In present study, we firstly found that there was more desmoplastic nodular medulloblastoma cases (20.9%) in patients < 3 years (Fig. 1 and Table 1), however, which is lower than 44% in the previous reports . Secondly, radiation was less frequently applied in patients < 3 years, which is consistent to the clinical practice of reduced or delayed application of radiation in those patients due to concerns of neurocognitive impairment [19, 20]. Thirdly, we identified that patients < 3 years was really in high risk compared to patients ≥ 3 years with lower 6-month, 1-year, 3-year and 5-year survival rate. Differential epidemiological characteristics, such as age and histology, and application of radiation as shown in Table 1 might account for survival difference between patients < 3 years old and ≥ 3 years old. Indeed, before use of CSI, medulloblastoma remains incurable in older children even with GTR [4, 21].
In the literature, the benefit of GTR remains controversial. Albright et al  and Zeltzer et al  reported survival benefit of GTR over PR or biopsy in patients > 3 years old, however, no significance was found in Akyuz’s study with patients age of 0 to 18 years old  and in Evans’s study with patients age of 2 to 16 years old . The above studies implied that age might affect significance of GTR in survival. In a large retrospective study, Thompson et al found significant interaction between age and extent of resection, however, they did report overall and progress-free survival benefit of GTR compared to near total resection and subtotal resection in patients < 3 years old . Notably, the prognostic benefit of increased extent of resection was attenuated when molecular subgroup affiliation is taken into account . Similarly, the present study demonstrated that GTR did not confer OS and PFS benefit in patients < 3 years old (Table 2). However, GTR showed OS benefit but no PFS benefit in ≥ 3 years old group (Table 3).
It is well established that radiation alone could largely improve patient perspective and cure the disease [4, 21]. Early studies elicited that chemotherapy alone could prolong tumor free survival in younger children less than 18 months of age . For those patients aged < 5 years old, Grill et al proved that conventional chemotherapy alone was sufficient to cure patients who had GTR, but not those with incompletely resection or metastatic medulloblastoma . The present study identified that chemotherapy but not radiation significantly improved OS and PFS in younger patients < 3 years old (Table 2), however, the OS and PFS benefit of chemotherapy and radiation was inverted in those patients ≥ 3 years old (Table 3). Different sensitivity of histological subtypes to chemotherapy might account for the difference between patients < 3 years old and ≥ 3 years old [23, 24], since there are more desmoplastic nodular medulloblastoma cases in < 3 years old patients. Furthermore, in those patients ≥ 3 years old and underwent surgical procedures, the benefit of radiation alone largely depends on the extent of resection (Tables 4 and 5). It is worth noting that adjuvant radiation together with chemotherapy largely improves patient outcome even in those underwent partial resection (Tables 4 and 5).

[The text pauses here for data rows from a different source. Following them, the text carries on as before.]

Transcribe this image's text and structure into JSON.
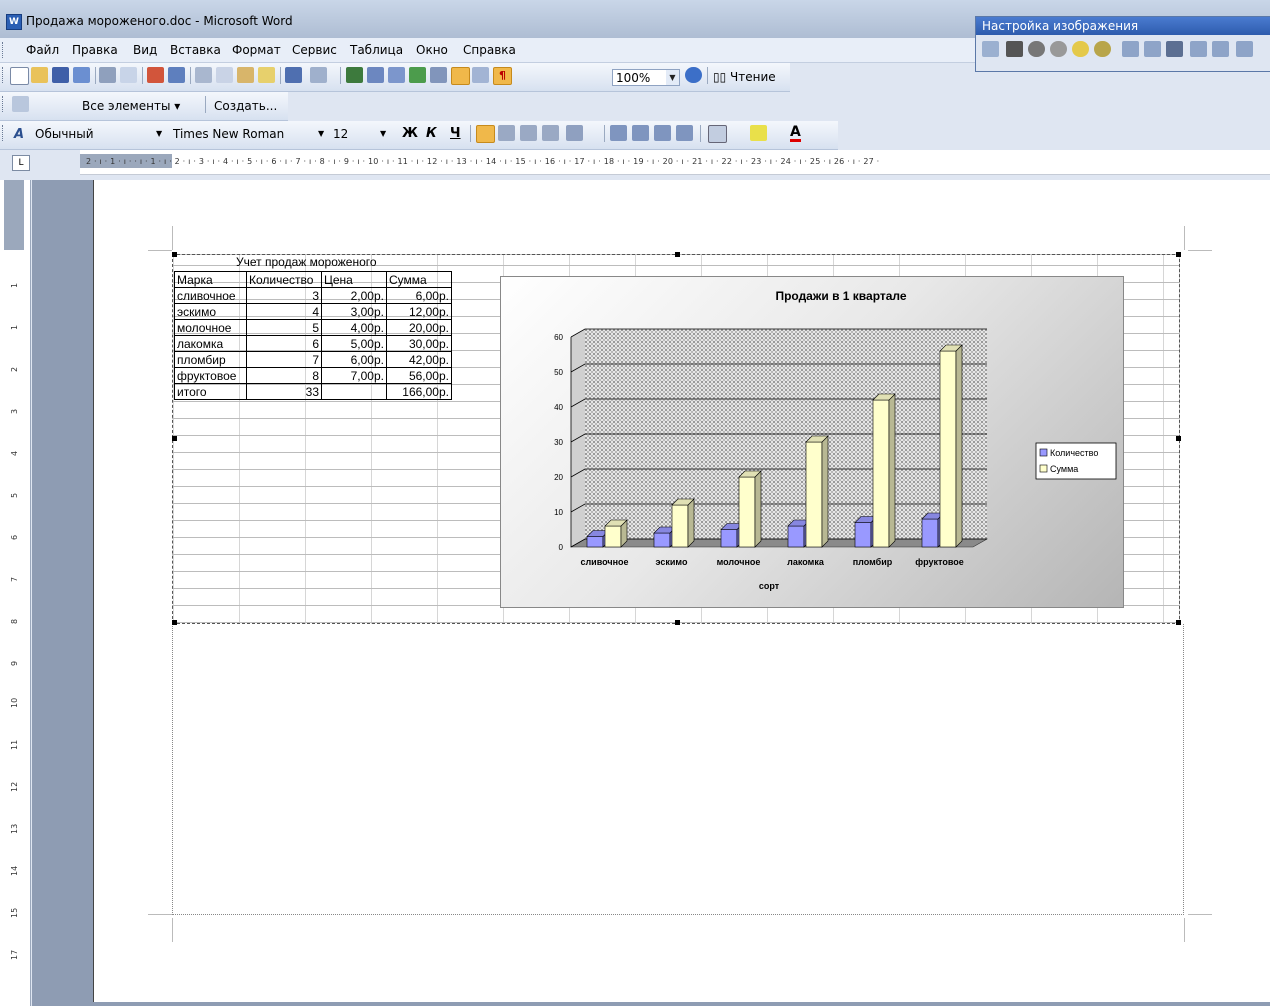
{
  "window": {
    "title": "Продажа мороженого.doc - Microsoft Word",
    "app_icon": "word-doc-icon"
  },
  "menu": [
    {
      "id": "file",
      "label": "Файл"
    },
    {
      "id": "edit",
      "label": "Правка"
    },
    {
      "id": "view",
      "label": "Вид"
    },
    {
      "id": "insert",
      "label": "Вставка"
    },
    {
      "id": "format",
      "label": "Формат"
    },
    {
      "id": "tools",
      "label": "Сервис"
    },
    {
      "id": "table",
      "label": "Таблица"
    },
    {
      "id": "window",
      "label": "Окно"
    },
    {
      "id": "help",
      "label": "Справка"
    }
  ],
  "standard_toolbar": {
    "zoom": "100%",
    "reading_label": "Чтение"
  },
  "outline_toolbar": {
    "all_elements_label": "Все элементы",
    "create_label": "Создать..."
  },
  "formatting_toolbar": {
    "style": "Обычный",
    "font": "Times New Roman",
    "size": "12",
    "bold": "Ж",
    "italic": "К",
    "underline": "Ч"
  },
  "picture_toolbar": {
    "title": "Настройка изображения"
  },
  "ruler": {
    "horizontal_marks": "2 · ı · 1 · ı ·    · ı · 1 · ı · 2 · ı · 3 · ı · 4 · ı · 5 · ı · 6 · ı · 7 · ı · 8 · ı · 9 · ı · 10 · ı · 11 · ı · 12 · ı · 13 · ı · 14 · ı · 15 · ı · 16 · ı · 17 · ı · 18 · ı · 19 · ı · 20 · ı · 21 · ı · 22 · ı · 23 · ı · 24 · ı · 25 · ı 26 · ı · 27 ·",
    "vertical_marks": [
      "1",
      "1",
      "2",
      "3",
      "4",
      "5",
      "6",
      "7",
      "8",
      "9",
      "10",
      "11",
      "12",
      "13",
      "14",
      "15",
      "17"
    ],
    "tab_selector": "L"
  },
  "sheet": {
    "title": "Учет продаж мороженого",
    "headers": [
      "Марка",
      "Количество",
      "Цена",
      "Сумма"
    ],
    "rows": [
      [
        "сливочное",
        "3",
        "2,00р.",
        "6,00р."
      ],
      [
        "эскимо",
        "4",
        "3,00р.",
        "12,00р."
      ],
      [
        "молочное",
        "5",
        "4,00р.",
        "20,00р."
      ],
      [
        "лакомка",
        "6",
        "5,00р.",
        "30,00р."
      ],
      [
        "пломбир",
        "7",
        "6,00р.",
        "42,00р."
      ],
      [
        "фруктовое",
        "8",
        "7,00р.",
        "56,00р."
      ],
      [
        "итого",
        "33",
        "",
        "166,00р."
      ]
    ]
  },
  "chart_data": {
    "type": "bar",
    "title": "Продажи в 1 квартале",
    "xlabel": "сорт",
    "ylabel": "",
    "categories": [
      "сливочное",
      "эскимо",
      "молочное",
      "лакомка",
      "пломбир",
      "фруктовое"
    ],
    "series": [
      {
        "name": "Количество",
        "values": [
          3,
          4,
          5,
          6,
          7,
          8
        ],
        "color": "#9999ff"
      },
      {
        "name": "Сумма",
        "values": [
          6,
          12,
          20,
          30,
          42,
          56
        ],
        "color": "#ffffcc"
      }
    ],
    "ylim": [
      0,
      60
    ],
    "yticks": [
      0,
      10,
      20,
      30,
      40,
      50,
      60
    ],
    "grid": true,
    "legend": "right"
  }
}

With the introduction of molecular diagnosis by the 2016 WHO classification of central nervous system tumor , different molecular subtype and origin of medulloblastoma determine the sensitivity to chemo-, radio- or targeting therapy [4, 5, 26, 27]. Hence, pathological diagnosis from surgical procedures is highly recommended in the treatment of pediatric medulloblastoma. Due to apparent reasons, the epidemiology of molecular subtype and its impact on the outcome of pediatric medulloblastoma is out of the scope of the study.
Due to limited cases, we were unable to further investigate the survival benefit of radiation and chemotherapy in medulloblastoma patients less than 3 years old who received biopsy, PR or GTR. Also, the study is subject to inherent limitations of retrospective study. The treatment patterns might vary from each patient and doctor, and the “standard” treatments including radio- and chemo- therapy differ from each year or each version of guideline. Moreover, the further details of radiation or chemotherapy are largely unknown and might impact the results of present studies and cause bias.
Notwithstanding these limitations, data from present study demonstrates that the extent of surgical resection confer overall survival benefit in those ≥ 3 years old patients but not in those < 3 years old. Chemotherapy shows OS and PFS benefit in those ≥ 3 years old patients but not in those < 3 years old, however, radiation shows inverted effect between those two populations. Moreover, adjuvant radiation plus chemotherapy largely is the most effective adjuvant treatment for those underwent tumor resection. In conclusion, the extent of resection should be differentially considered and applied between pediatric medulloblastoma patients < 3 years old and ≥ 3 years old, so are the adjuvant treatments.